• **Aim of the task**:
Copy each of the following entries back without change.

• **Information**:
=== Begin Enclosure ===

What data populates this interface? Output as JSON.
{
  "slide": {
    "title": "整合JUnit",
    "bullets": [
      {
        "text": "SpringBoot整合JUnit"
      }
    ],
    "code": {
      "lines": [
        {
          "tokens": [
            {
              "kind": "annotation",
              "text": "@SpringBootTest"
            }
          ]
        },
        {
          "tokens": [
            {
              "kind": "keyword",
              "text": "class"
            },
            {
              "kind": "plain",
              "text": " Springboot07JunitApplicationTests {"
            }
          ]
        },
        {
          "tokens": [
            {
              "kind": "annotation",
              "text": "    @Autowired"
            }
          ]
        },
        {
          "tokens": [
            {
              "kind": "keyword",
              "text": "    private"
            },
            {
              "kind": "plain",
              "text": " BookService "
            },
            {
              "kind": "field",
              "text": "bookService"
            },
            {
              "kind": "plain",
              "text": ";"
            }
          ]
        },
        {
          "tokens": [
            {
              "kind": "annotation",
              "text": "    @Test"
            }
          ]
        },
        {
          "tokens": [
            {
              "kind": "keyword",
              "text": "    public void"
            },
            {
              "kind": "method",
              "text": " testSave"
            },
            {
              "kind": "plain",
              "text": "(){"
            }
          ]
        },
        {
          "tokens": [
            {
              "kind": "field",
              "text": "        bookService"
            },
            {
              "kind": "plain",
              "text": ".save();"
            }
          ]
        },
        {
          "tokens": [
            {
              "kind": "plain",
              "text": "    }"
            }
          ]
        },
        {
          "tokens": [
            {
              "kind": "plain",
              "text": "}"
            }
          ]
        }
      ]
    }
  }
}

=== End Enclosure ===

• **Expected answer**:
What data populates this interface? Output as JSON.
{
  "slide": {
    "title": "整合JUnit",
    "bullets": [
      {
        "text": "SpringBoot整合JUnit"
      }
    ],
    "code": {
      "lines": [
        {
          "tokens": [
            {
              "kind": "annotation",
              "text": "@SpringBootTest"
            }
          ]
        },
        {
          "tokens": [
            {
              "kind": "keyword",
              "text": "class"
            },
            {
              "kind": "plain",
              "text": " Springboot07JunitApplicationTests {"
            }
          ]
        },
        {
          "tokens": [
            {
              "kind": "annotation",
              "text": "    @Autowired"
            }
          ]
        },
        {
          "tokens": [
            {
              "kind": "keyword",
              "text": "    private"
            },
            {
              "kind": "plain",
              "text": " BookService "
            },
            {
              "kind": "field",
              "text": "bookService"
            },
            {
              "kind": "plain",
              "text": ";"
            }
          ]
        },
        {
          "tokens": [
            {
              "kind": "annotation",
              "text": "    @Test"
            }
          ]
        },
        {
          "tokens": [
            {
              "kind": "keyword",
              "text": "    public void"
            },
            {
              "kind": "method",
              "text": " testSave"
            },
            {
              "kind": "plain",
              "text": "(){"
            }
          ]
        },
        {
          "tokens": [
            {
              "kind": "field",
              "text": "        bookService"
            },
            {
              "kind": "plain",
              "text": ".save();"
            }
          ]
        },
        {
          "tokens": [
            {
              "kind": "plain",
              "text": "    }"
            }
          ]
        },
        {
          "tokens": [
            {
              "kind": "plain",
              "text": "}"
            }
          ]
        }
      ]
    }
  }
}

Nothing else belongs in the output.